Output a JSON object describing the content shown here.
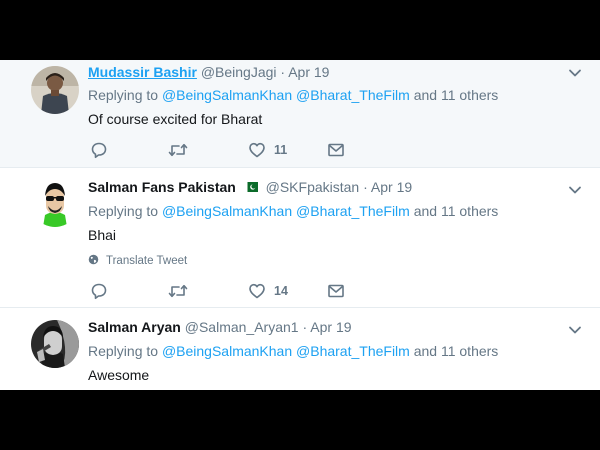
{
  "tweets": [
    {
      "name": "Mudassir Bashir",
      "handle": "@BeingJagi",
      "separator": "·",
      "date": "Apr 19",
      "replying_prefix": "Replying to",
      "mention1": "@BeingSalmanKhan",
      "mention2": "@Bharat_TheFilm",
      "replying_suffix": "and 11 others",
      "text": "Of course excited for Bharat",
      "likes": "11"
    },
    {
      "name": "Salman Fans Pakistan",
      "handle": "@SKFpakistan",
      "separator": "·",
      "date": "Apr 19",
      "replying_prefix": "Replying to",
      "mention1": "@BeingSalmanKhan",
      "mention2": "@Bharat_TheFilm",
      "replying_suffix": "and 11 others",
      "text": "Bhai",
      "translate_label": "Translate Tweet",
      "likes": "14"
    },
    {
      "name": "Salman Aryan",
      "handle": "@Salman_Aryan1",
      "separator": "·",
      "date": "Apr 19",
      "replying_prefix": "Replying to",
      "mention1": "@BeingSalmanKhan",
      "mention2": "@Bharat_TheFilm",
      "replying_suffix": "and 11 others",
      "text": "Awesome"
    }
  ],
  "icons": {
    "reply": "reply-icon",
    "retweet": "retweet-icon",
    "like": "heart-icon",
    "message": "envelope-icon",
    "more": "chevron-down-icon",
    "translate": "globe-icon",
    "flag": "pakistan-flag-icon"
  },
  "colors": {
    "link": "#1da1f2",
    "muted": "#657786",
    "text": "#14171a",
    "highlight_bg": "#f5f8fa",
    "divider": "#e6ecf0"
  }
}
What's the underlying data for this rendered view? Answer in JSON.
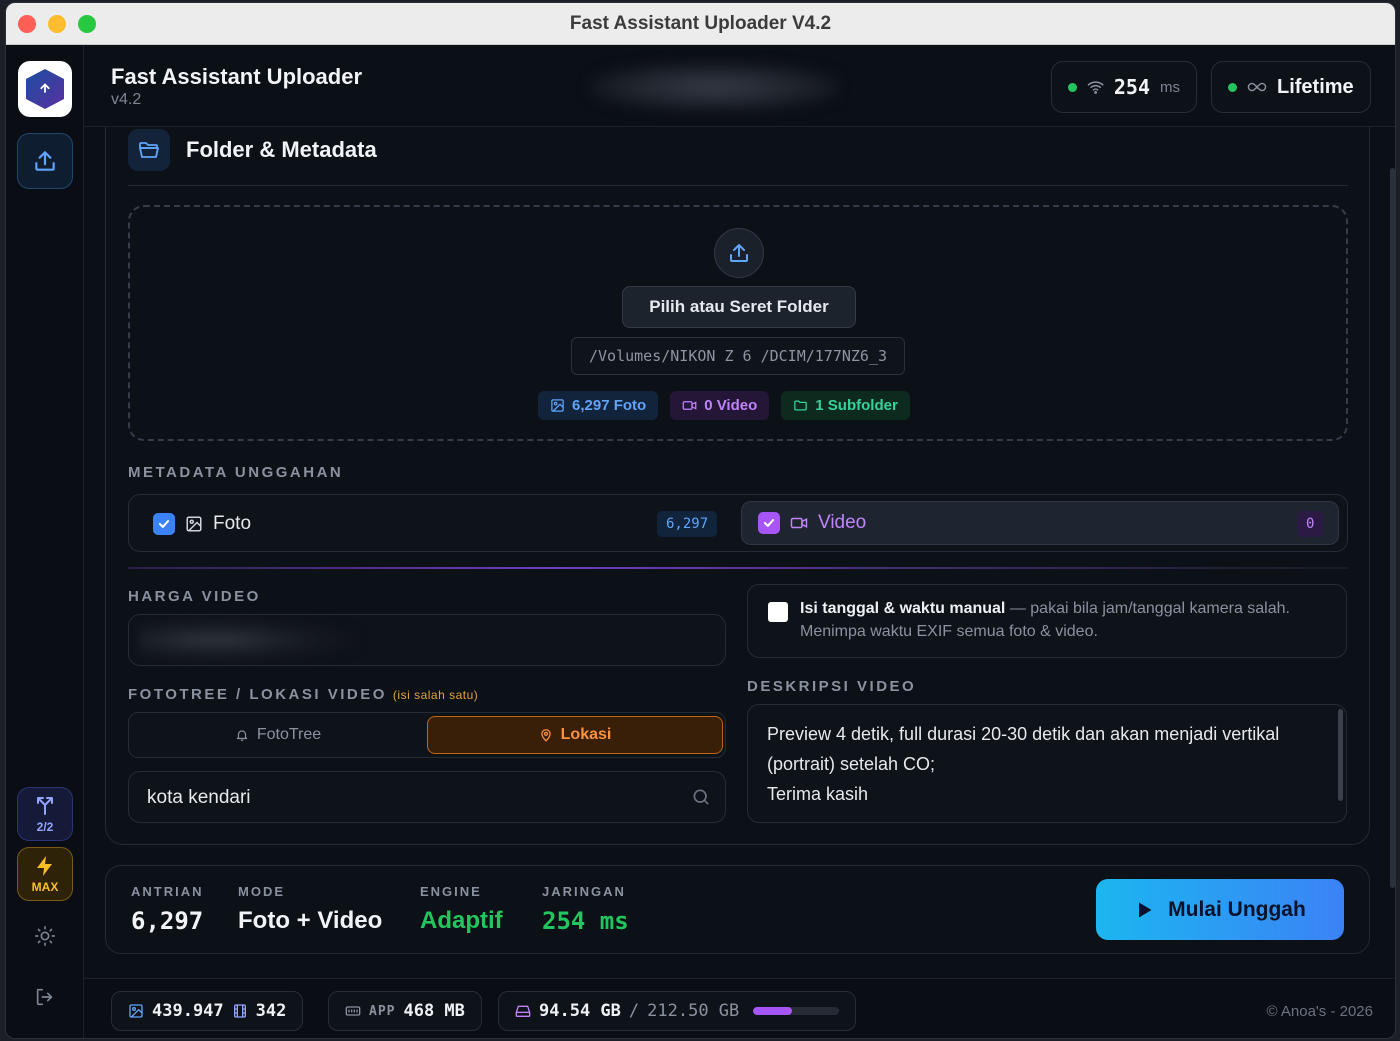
{
  "window": {
    "title": "Fast Assistant Uploader V4.2"
  },
  "header": {
    "app_name": "Fast Assistant Uploader",
    "version": "v4.2",
    "ping_value": "254",
    "ping_unit": "ms",
    "license": "Lifetime"
  },
  "sidebar": {
    "logo_text": "Fast Assistant Uploader",
    "page_indicator": "2/2",
    "max_label": "MAX"
  },
  "folder": {
    "section_title": "Folder & Metadata",
    "choose_button": "Pilih atau Seret Folder",
    "path": "/Volumes/NIKON Z 6 /DCIM/177NZ6_3",
    "badge_photo": "6,297 Foto",
    "badge_video": "0 Video",
    "badge_subfolder": "1 Subfolder"
  },
  "metadata": {
    "label": "METADATA UNGGAHAN",
    "photo_label": "Foto",
    "photo_count": "6,297",
    "photo_checked": true,
    "video_label": "Video",
    "video_count": "0",
    "video_checked": true
  },
  "harga_video": {
    "label": "HARGA VIDEO",
    "value": ""
  },
  "lokasi": {
    "label": "FOTOTREE / LOKASI VIDEO",
    "hint": "(isi salah satu)",
    "tab_fototree": "FotoTree",
    "tab_lokasi": "Lokasi",
    "active_tab": "Lokasi",
    "input_value": "kota kendari"
  },
  "manual_datetime": {
    "checked": false,
    "title": "Isi tanggal & waktu manual",
    "description": "— pakai bila jam/tanggal kamera salah. Menimpa waktu EXIF semua foto & video."
  },
  "deskripsi": {
    "label": "DESKRIPSI VIDEO",
    "text": "Preview 4 detik, full durasi 20-30 detik dan akan menjadi vertikal (portrait) setelah CO;\nTerima kasih"
  },
  "stats": {
    "antrian_label": "ANTRIAN",
    "antrian_value": "6,297",
    "mode_label": "MODE",
    "mode_value": "Foto + Video",
    "engine_label": "ENGINE",
    "engine_value": "Adaptif",
    "jaringan_label": "JARINGAN",
    "jaringan_value": "254 ms",
    "start_button": "Mulai Unggah"
  },
  "footer": {
    "photo_total": "439.947",
    "video_total": "342",
    "app_label": "APP",
    "app_memory": "468 MB",
    "disk_used": "94.54 GB",
    "disk_separator": "/",
    "disk_total": "212.50 GB",
    "disk_fraction": 0.445,
    "copyright": "© Anoa's - 2026"
  },
  "colors": {
    "accent_blue": "#3b82f6",
    "accent_purple": "#a855f7",
    "accent_orange": "#fb923c",
    "accent_green": "#22c55e",
    "background": "#0b0f16"
  }
}
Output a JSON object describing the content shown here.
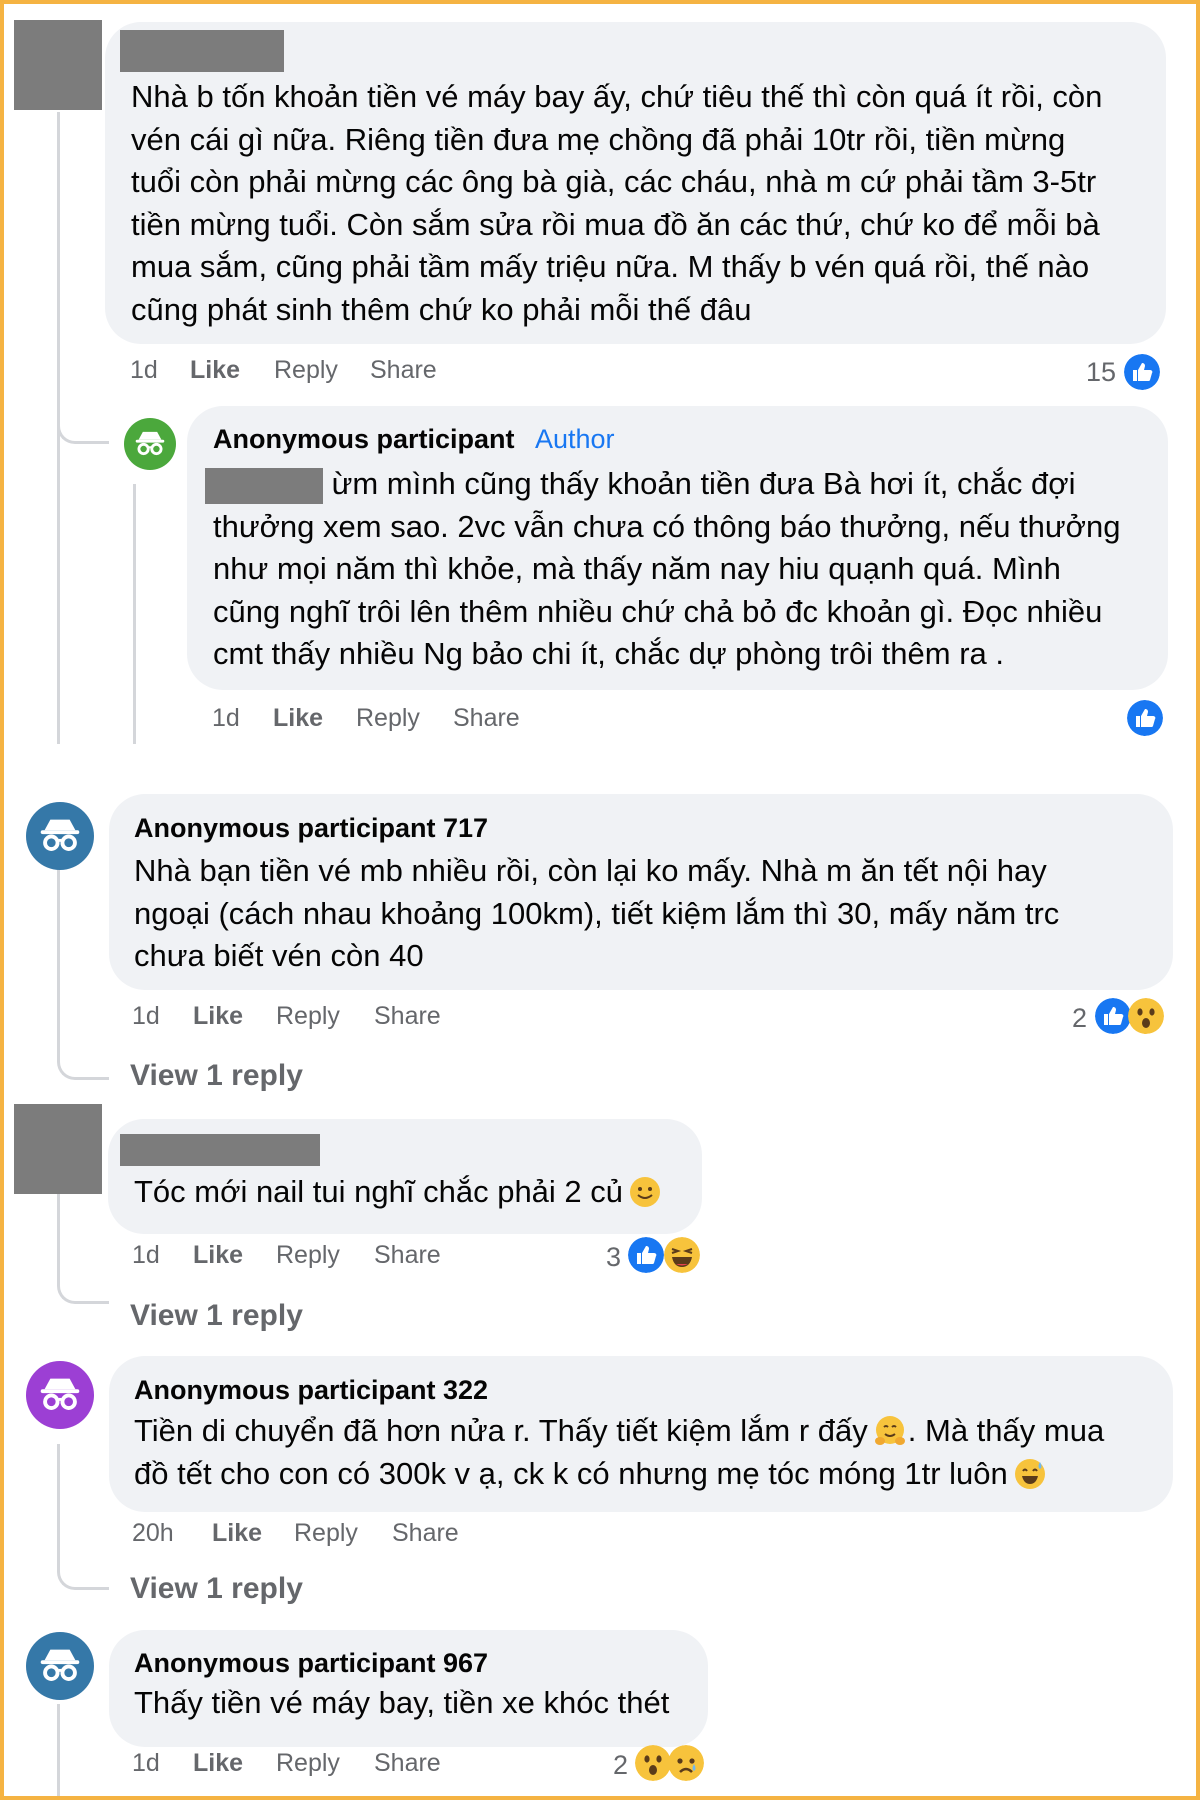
{
  "comments": [
    {
      "text_lines": [
        "Nhà b tốn khoản tiền vé máy bay ấy, chứ tiêu thế thì còn quá ít rồi, còn",
        "vén cái gì nữa. Riêng tiền đưa mẹ chồng đã phải 10tr rồi, tiền mừng",
        "tuổi còn phải mừng các ông bà già, các cháu, nhà m cứ phải tầm 3-5tr",
        "tiền mừng tuổi. Còn sắm sửa rồi mua đồ ăn các thứ, chứ ko để mỗi bà",
        "mua sắm, cũng phải tầm mấy triệu nữa. M thấy b vén quá rồi, thế nào",
        "cũng phát sinh thêm chứ ko phải mỗi thế đâu"
      ],
      "time": "1d",
      "like": "Like",
      "reply": "Share",
      "reply_label": "Reply",
      "share": "Share",
      "reaction_count": "15"
    },
    {
      "name": "Anonymous participant",
      "badge": "Author",
      "text_first": " ừm mình cũng thấy khoản tiền đưa Bà hơi ít, chắc đợi",
      "text_lines": [
        "thưởng xem sao. 2vc vẫn chưa có thông báo thưởng, nếu thưởng",
        "như mọi năm thì khỏe, mà thấy năm nay hiu quạnh quá. Mình",
        "cũng nghĩ trôi lên thêm nhiều chứ chả bỏ đc khoản gì. Đọc nhiều",
        "cmt thấy nhiều Ng bảo chi ít, chắc dự phòng trôi thêm ra ."
      ],
      "time": "1d",
      "like": "Like",
      "reply": "Reply",
      "share": "Share"
    },
    {
      "name": "Anonymous participant 717",
      "text_lines": [
        "Nhà bạn tiền vé mb nhiều rồi, còn lại ko mấy. Nhà m ăn tết nội hay",
        "ngoại (cách nhau khoảng 100km), tiết kiệm lắm thì 30, mấy năm trc",
        "chưa biết vén còn 40"
      ],
      "time": "1d",
      "like": "Like",
      "reply": "Reply",
      "share": "Share",
      "reaction_count": "2",
      "view_replies": "View 1 reply"
    },
    {
      "text_lines": [
        "Tóc mới nail tui nghĩ chắc phải 2 củ"
      ],
      "time": "1d",
      "like": "Like",
      "reply": "Reply",
      "share": "Share",
      "reaction_count": "3",
      "view_replies": "View 1 reply"
    },
    {
      "name": "Anonymous participant 322",
      "text_line1_a": "Tiền di chuyển đã hơn nửa r. Thấy tiết kiệm lắm r đấy",
      "text_line1_b": ". Mà thấy mua",
      "text_line2": "đồ tết cho con có 300k v ạ, ck k có nhưng mẹ tóc móng 1tr luôn",
      "time": "20h",
      "like": "Like",
      "reply": "Reply",
      "share": "Share",
      "view_replies": "View 1 reply"
    },
    {
      "name": "Anonymous participant 967",
      "text_lines": [
        "Thấy tiền vé máy bay, tiền xe khóc thét"
      ],
      "time": "1d",
      "like": "Like",
      "reply": "Reply",
      "share": "Share",
      "reaction_count": "2"
    }
  ],
  "colors": {
    "frame": "#f5b342",
    "bubble": "#f0f2f5",
    "link_blue": "#1877f2",
    "secondary_text": "#65676b",
    "avatar_green": "#4ba83c",
    "avatar_blue": "#3578a8",
    "avatar_purple": "#9c3fd4",
    "redaction_gray": "#7c7c7c"
  },
  "icons": [
    "incognito-avatar-icon",
    "like-reaction-icon",
    "wow-reaction-icon",
    "haha-reaction-icon",
    "sad-reaction-icon",
    "smile-emoji",
    "hugging-emoji",
    "sweat-smile-emoji"
  ]
}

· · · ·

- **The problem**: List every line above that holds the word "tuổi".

- **Result of this exercise**:
        "tuổi còn phải mừng các ông bà già, các cháu, nhà m cứ phải tầm 3-5tr",
        "tiền mừng tuổi. Còn sắm sửa rồi mua đồ ăn các thứ, chứ ko để mỗi bà",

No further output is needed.